Leave every picture out, and print the full listing again exactly.
:::
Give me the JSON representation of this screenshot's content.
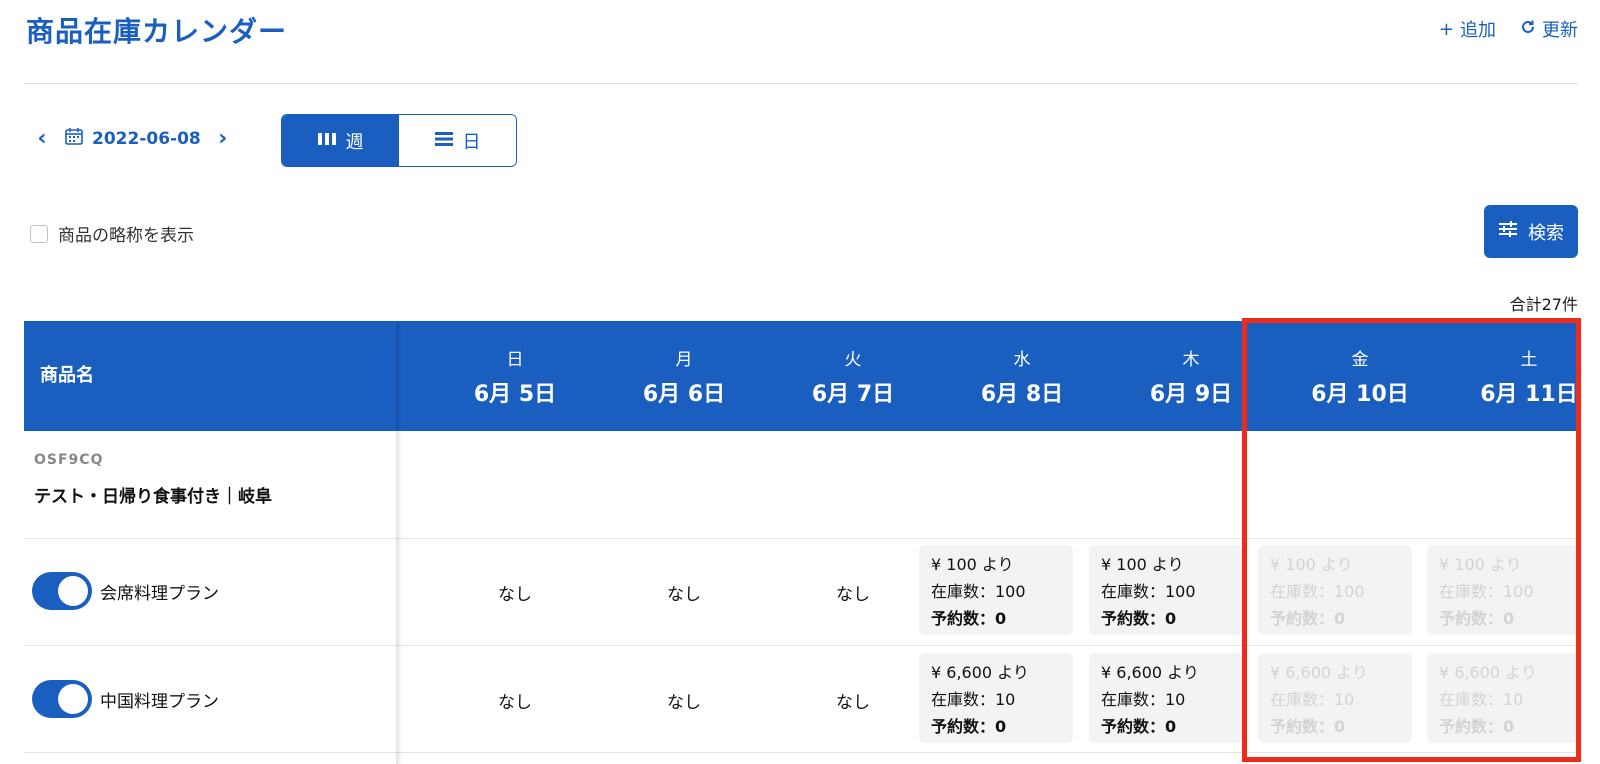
{
  "header": {
    "title": "商品在庫カレンダー",
    "add_label": "追加",
    "refresh_label": "更新"
  },
  "nav": {
    "date": "2022-06-08",
    "views": {
      "week": "週",
      "day": "日"
    },
    "active_view": "week"
  },
  "filters": {
    "abbr_label": "商品の略称を表示",
    "abbr_checked": false,
    "search_label": "検索"
  },
  "total": "合計27件",
  "table": {
    "name_header": "商品名",
    "days": [
      {
        "weekday": "日",
        "date": "6月 5日"
      },
      {
        "weekday": "月",
        "date": "6月 6日"
      },
      {
        "weekday": "火",
        "date": "6月 7日"
      },
      {
        "weekday": "水",
        "date": "6月 8日"
      },
      {
        "weekday": "木",
        "date": "6月 9日"
      },
      {
        "weekday": "金",
        "date": "6月 10日"
      },
      {
        "weekday": "土",
        "date": "6月 11日"
      }
    ]
  },
  "product": {
    "code": "OSF9CQ",
    "name": "テスト・日帰り食事付き｜岐阜"
  },
  "plans": [
    {
      "name": "会席料理プラン",
      "enabled": true,
      "none_label": "なし",
      "price": "¥ 100 より",
      "stock": "在庫数：100",
      "reserved": "予約数：0"
    },
    {
      "name": "中国料理プラン",
      "enabled": true,
      "none_label": "なし",
      "price": "¥ 6,600 より",
      "stock": "在庫数：10",
      "reserved": "予約数：0"
    }
  ],
  "colors": {
    "primary": "#1a5fbf",
    "highlight": "#ee2b19",
    "cell_bg": "#f3f3f3",
    "disabled_text": "#d3d3d3"
  }
}
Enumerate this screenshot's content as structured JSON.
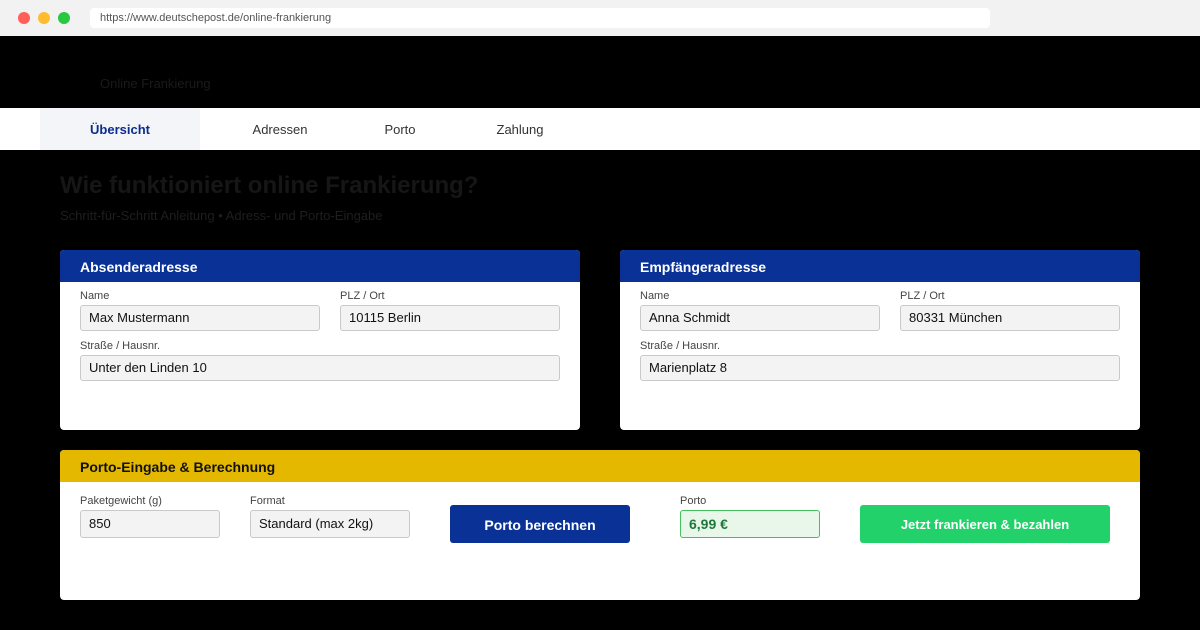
{
  "browser": {
    "url": "https://www.deutschepost.de/online-frankierung"
  },
  "header": {
    "title": "Online Frankierung"
  },
  "tabs": [
    {
      "label": "Übersicht",
      "active": true
    },
    {
      "label": "Adressen",
      "active": false
    },
    {
      "label": "Porto",
      "active": false
    },
    {
      "label": "Zahlung",
      "active": false
    }
  ],
  "intro": {
    "title": "Wie funktioniert online Frankierung?",
    "subtitle": "Schritt-für-Schritt Anleitung • Adress- und Porto-Eingabe"
  },
  "sender": {
    "title": "Absenderadresse",
    "name_label": "Name",
    "name_value": "Max Mustermann",
    "plz_label": "PLZ / Ort",
    "plz_value": "10115 Berlin",
    "street_label": "Straße / Hausnr.",
    "street_value": "Unter den Linden 10"
  },
  "recipient": {
    "title": "Empfängeradresse",
    "name_label": "Name",
    "name_value": "Anna Schmidt",
    "plz_label": "PLZ / Ort",
    "plz_value": "80331 München",
    "street_label": "Straße / Hausnr.",
    "street_value": "Marienplatz 8"
  },
  "porto": {
    "title": "Porto-Eingabe & Berechnung",
    "weight_label": "Paketgewicht (g)",
    "weight_value": "850",
    "format_label": "Format",
    "format_value": "Standard (max 2kg)",
    "calc_button": "Porto berechnen",
    "result_label": "Porto",
    "result_value": "6,99 €",
    "pay_button": "Jetzt frankieren & bezahlen"
  },
  "colors": {
    "brand_blue": "#0a3296",
    "brand_yellow": "#e5b800",
    "pay_green": "#22d16a",
    "result_green": "#1e7a3a"
  }
}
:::
* _Answer section_
Give me the JSON representation of this screenshot's content.
{
  "header": {
    "title": "商品在庫カレンダー",
    "add_label": "追加",
    "refresh_label": "更新"
  },
  "nav": {
    "date": "2022-06-08",
    "views": {
      "week": "週",
      "day": "日"
    },
    "active_view": "week"
  },
  "filters": {
    "abbr_label": "商品の略称を表示",
    "abbr_checked": false,
    "search_label": "検索"
  },
  "total": "合計27件",
  "table": {
    "name_header": "商品名",
    "days": [
      {
        "weekday": "日",
        "date": "6月 5日"
      },
      {
        "weekday": "月",
        "date": "6月 6日"
      },
      {
        "weekday": "火",
        "date": "6月 7日"
      },
      {
        "weekday": "水",
        "date": "6月 8日"
      },
      {
        "weekday": "木",
        "date": "6月 9日"
      },
      {
        "weekday": "金",
        "date": "6月 10日"
      },
      {
        "weekday": "土",
        "date": "6月 11日"
      }
    ]
  },
  "product": {
    "code": "OSF9CQ",
    "name": "テスト・日帰り食事付き｜岐阜"
  },
  "plans": [
    {
      "name": "会席料理プラン",
      "enabled": true,
      "none_label": "なし",
      "price": "¥ 100 より",
      "stock": "在庫数：100",
      "reserved": "予約数：0"
    },
    {
      "name": "中国料理プラン",
      "enabled": true,
      "none_label": "なし",
      "price": "¥ 6,600 より",
      "stock": "在庫数：10",
      "reserved": "予約数：0"
    }
  ],
  "colors": {
    "primary": "#1a5fbf",
    "highlight": "#ee2b19",
    "cell_bg": "#f3f3f3",
    "disabled_text": "#d3d3d3"
  }
}
Enumerate this screenshot's content as structured JSON.
{
  "browser": {
    "url": "https://www.deutschepost.de/online-frankierung"
  },
  "header": {
    "title": "Online Frankierung"
  },
  "tabs": [
    {
      "label": "Übersicht",
      "active": true
    },
    {
      "label": "Adressen",
      "active": false
    },
    {
      "label": "Porto",
      "active": false
    },
    {
      "label": "Zahlung",
      "active": false
    }
  ],
  "intro": {
    "title": "Wie funktioniert online Frankierung?",
    "subtitle": "Schritt-für-Schritt Anleitung • Adress- und Porto-Eingabe"
  },
  "sender": {
    "title": "Absenderadresse",
    "name_label": "Name",
    "name_value": "Max Mustermann",
    "plz_label": "PLZ / Ort",
    "plz_value": "10115 Berlin",
    "street_label": "Straße / Hausnr.",
    "street_value": "Unter den Linden 10"
  },
  "recipient": {
    "title": "Empfängeradresse",
    "name_label": "Name",
    "name_value": "Anna Schmidt",
    "plz_label": "PLZ / Ort",
    "plz_value": "80331 München",
    "street_label": "Straße / Hausnr.",
    "street_value": "Marienplatz 8"
  },
  "porto": {
    "title": "Porto-Eingabe & Berechnung",
    "weight_label": "Paketgewicht (g)",
    "weight_value": "850",
    "format_label": "Format",
    "format_value": "Standard (max 2kg)",
    "calc_button": "Porto berechnen",
    "result_label": "Porto",
    "result_value": "6,99 €",
    "pay_button": "Jetzt frankieren & bezahlen"
  },
  "colors": {
    "brand_blue": "#0a3296",
    "brand_yellow": "#e5b800",
    "pay_green": "#22d16a",
    "result_green": "#1e7a3a"
  }
}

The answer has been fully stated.